→ **EXERCISE GOAL**:
Records follow. Copy every line with "Orders".

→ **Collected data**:
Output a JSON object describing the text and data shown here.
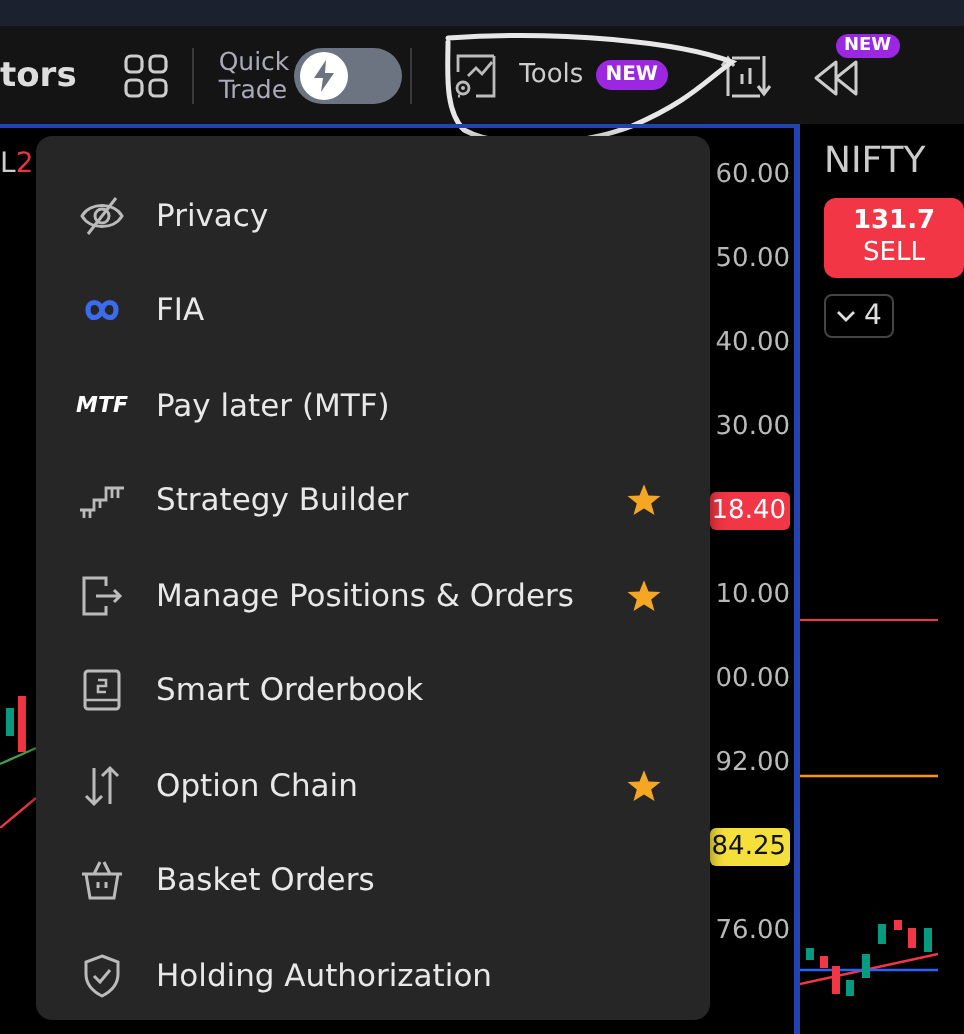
{
  "toolbar": {
    "indicators_label": "tors",
    "quick_trade": {
      "label_lines": [
        "Quick",
        "Trade"
      ],
      "on": false
    },
    "tools": {
      "label": "Tools",
      "badge": "NEW"
    },
    "replay_badge": "NEW"
  },
  "chart": {
    "legend_label": "L",
    "legend_value": "2",
    "price_axis": [
      {
        "kind": "tick",
        "text": "60.00"
      },
      {
        "kind": "tick",
        "text": "50.00"
      },
      {
        "kind": "tick",
        "text": "40.00"
      },
      {
        "kind": "tick",
        "text": "30.00"
      },
      {
        "kind": "tag",
        "text": "18.40",
        "color": "#f23645"
      },
      {
        "kind": "tick",
        "text": "10.00"
      },
      {
        "kind": "tick",
        "text": "00.00"
      },
      {
        "kind": "tick",
        "text": "92.00"
      },
      {
        "kind": "tag",
        "text": "84.25",
        "color": "#f5e03b"
      },
      {
        "kind": "tick",
        "text": "76.00"
      }
    ]
  },
  "side_panel": {
    "symbol": "NIFTY",
    "sell_price": "131.7",
    "sell_label": "SELL",
    "quantity": "4"
  },
  "menu": {
    "items": [
      {
        "kind": "privacy",
        "label": "Privacy",
        "favorite": false
      },
      {
        "kind": "fia",
        "label": "FIA",
        "favorite": false
      },
      {
        "kind": "mtf",
        "icon_text": "MTF",
        "label": "Pay later (MTF)",
        "favorite": false
      },
      {
        "kind": "strategy",
        "label": "Strategy Builder",
        "favorite": true
      },
      {
        "kind": "exit",
        "label": "Manage Positions & Orders",
        "favorite": true
      },
      {
        "kind": "book",
        "label": "Smart Orderbook",
        "favorite": false
      },
      {
        "kind": "updown",
        "label": "Option Chain",
        "favorite": true
      },
      {
        "kind": "basket",
        "label": "Basket Orders",
        "favorite": false
      },
      {
        "kind": "shield",
        "label": "Holding Authorization",
        "favorite": false
      }
    ]
  }
}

→ **RESULT OF THE EXERCISE**:
        "label": "Manage Positions & Orders",
        "label": "Basket Orders",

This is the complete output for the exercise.